• [ASSIGNED TASK]: Copy out every line of the records where the string "page" occurs.

• [DATA FOR REVIEW]:
--

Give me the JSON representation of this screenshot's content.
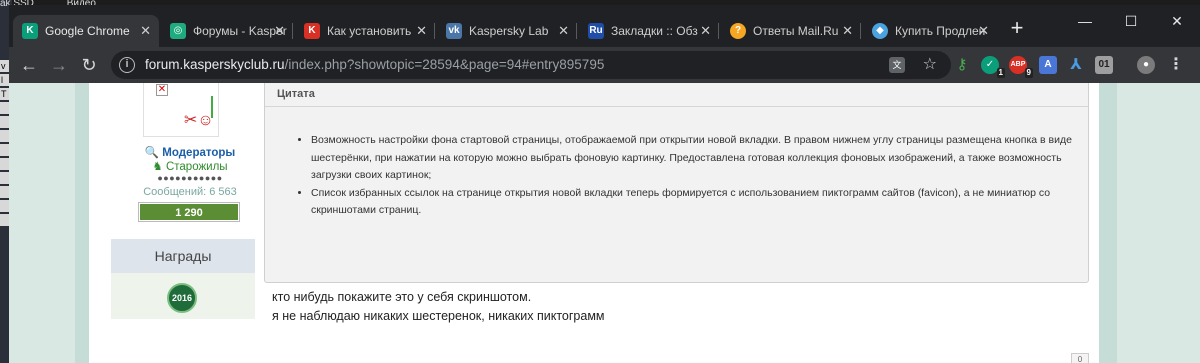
{
  "desktop": {
    "top_items": [
      "ak SSD",
      "Видео"
    ],
    "side_letters": [
      "v",
      "l",
      "T",
      "",
      "",
      "",
      "",
      "",
      "",
      "",
      "",
      ""
    ]
  },
  "tabs": [
    {
      "title": "Google Chrome",
      "icon": "kaspersky-k-icon",
      "color": "#0b9e7a",
      "active": true
    },
    {
      "title": "Форумы - Kasper",
      "icon": "forum-icon",
      "color": "#1eab7d",
      "active": false
    },
    {
      "title": "Как установить",
      "icon": "kaspersky-red-icon",
      "color": "#d93025",
      "active": false
    },
    {
      "title": "Kaspersky Lab",
      "icon": "vk-icon",
      "color": "#4a76a8",
      "active": false
    },
    {
      "title": "Закладки :: Обз",
      "icon": "ru-icon",
      "color": "#1f4ea8",
      "active": false
    },
    {
      "title": "Ответы Mail.Ru",
      "icon": "question-icon",
      "color": "#f5a623",
      "active": false
    },
    {
      "title": "Купить Продлен",
      "icon": "shop-icon",
      "color": "#4aa3df",
      "active": false
    }
  ],
  "address": {
    "host": "forum.kasperskyclub.ru",
    "path": "/index.php?showtopic=28594&page=94#entry895795"
  },
  "extensions": {
    "badge1": "1",
    "badge2": "9",
    "ext_text": "01"
  },
  "profile": {
    "role_mod": "Модераторы",
    "role_old": "Старожилы",
    "dots": "●●●●●●●●●●●",
    "messages": "Сообщений: 6 563",
    "reputation": "1 290",
    "awards_title": "Награды",
    "medal": "2016"
  },
  "quote": {
    "title": "Цитата",
    "items": [
      "Возможность настройки фона стартовой страницы, отображаемой при открытии новой вкладки. В правом нижнем углу страницы размещена кнопка в виде шестерёнки, при нажатии на которую можно выбрать фоновую картинку. Предоставлена готовая коллекция фоновых изображений, а также возможность загрузки своих картинок;",
      "Список избранных ссылок на странице открытия новой вкладки теперь формируется с использованием пиктограмм сайтов (favicon), а не миниатюр со скриншотами страниц."
    ]
  },
  "post": {
    "line1": "кто нибудь покажите это у себя скриншотом.",
    "line2": "я не наблюдаю никаких шестеренок, никаких пиктограмм"
  },
  "counter": "0"
}
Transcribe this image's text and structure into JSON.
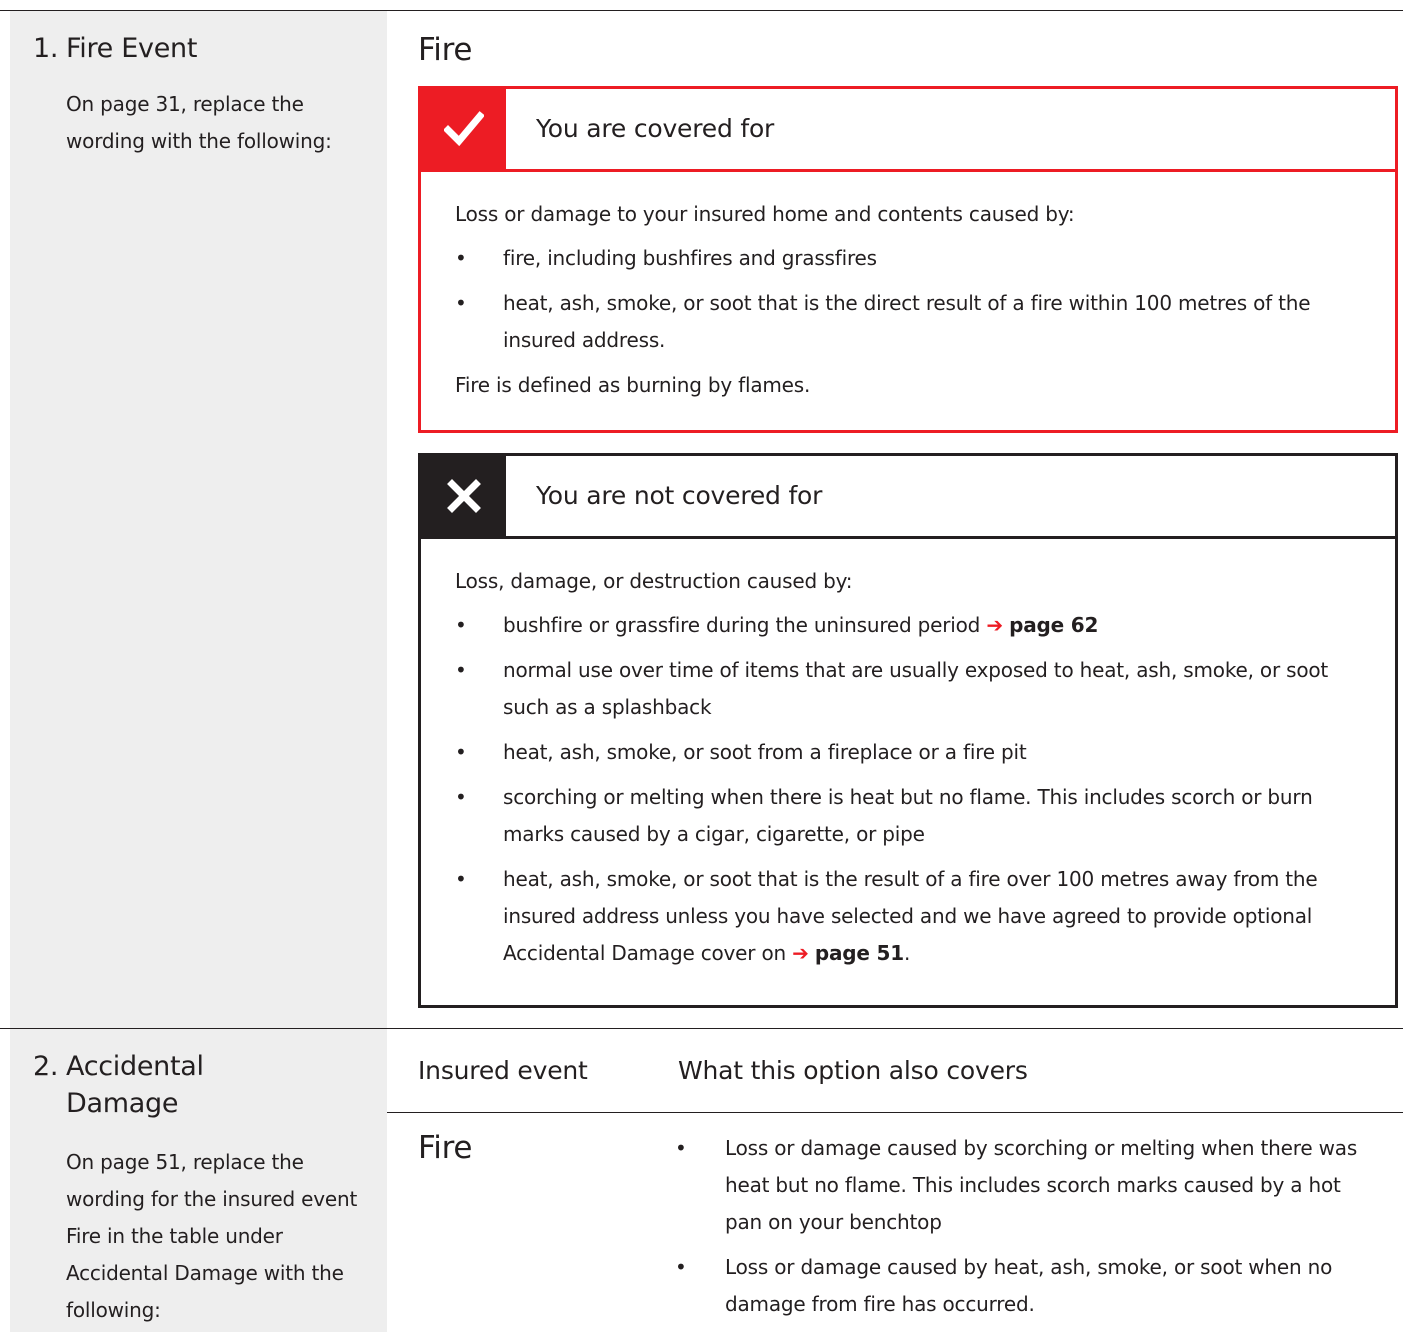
{
  "section1": {
    "number": "1.",
    "title": "Fire Event",
    "body": "On page 31, replace the wording with the following:"
  },
  "heading": "Fire",
  "covered": {
    "title": "You are covered for",
    "icon": "check-icon",
    "accent": "#ed1c24",
    "intro": "Loss or damage to your insured home and contents caused by:",
    "items": [
      "fire, including bushfires and grassfires",
      "heat, ash, smoke, or soot that is the direct result of a fire within 100 metres of the insured address."
    ],
    "footer": "Fire is defined as burning by flames."
  },
  "not_covered": {
    "title": "You are not covered for",
    "icon": "cross-icon",
    "accent": "#231f20",
    "intro": "Loss, damage, or destruction caused by:",
    "item1_text": "bushfire or grassfire during the uninsured period",
    "item1_ref": "page 62",
    "item2": "normal use over time of items that are usually exposed to heat, ash, smoke, or soot such as a splashback",
    "item3": "heat, ash, smoke, or soot from a fireplace or a fire pit",
    "item4": "scorching or melting when there is heat but no flame. This includes scorch or burn marks caused by a cigar, cigarette, or pipe",
    "item5_text": "heat, ash, smoke, or soot that is the result of a fire over 100 metres away from the insured address unless you have selected and we have agreed to provide optional Accidental Damage cover on",
    "item5_ref": "page 51",
    "item5_end": "."
  },
  "section2": {
    "number": "2.",
    "title_line1": "Accidental",
    "title_line2": "Damage",
    "body": "On page 51, replace the wording for the insured event Fire in the table under Accidental Damage with the following:"
  },
  "table": {
    "col1_header": "Insured event",
    "col2_header": "What this option also covers",
    "row_event": "Fire",
    "row_items": [
      "Loss or damage caused by scorching or melting when there was heat but no flame. This includes scorch marks caused by a hot pan on your benchtop",
      "Loss or damage caused by heat, ash, smoke, or soot when no damage from fire has occurred."
    ]
  },
  "bullet": "•",
  "arrow": "➔"
}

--

• [RESPONSE TO THE TASK]:
    "path": "/index.php?showtopic=28594&page=94#entry895795"
    "body": "On page 31, replace the wording with the following:"
    "item1_ref": "page 62",
    "item5_ref": "page 51",
    "body": "On page 51, replace the wording for the insured event Fire in the table under Accidental Damage with the following:"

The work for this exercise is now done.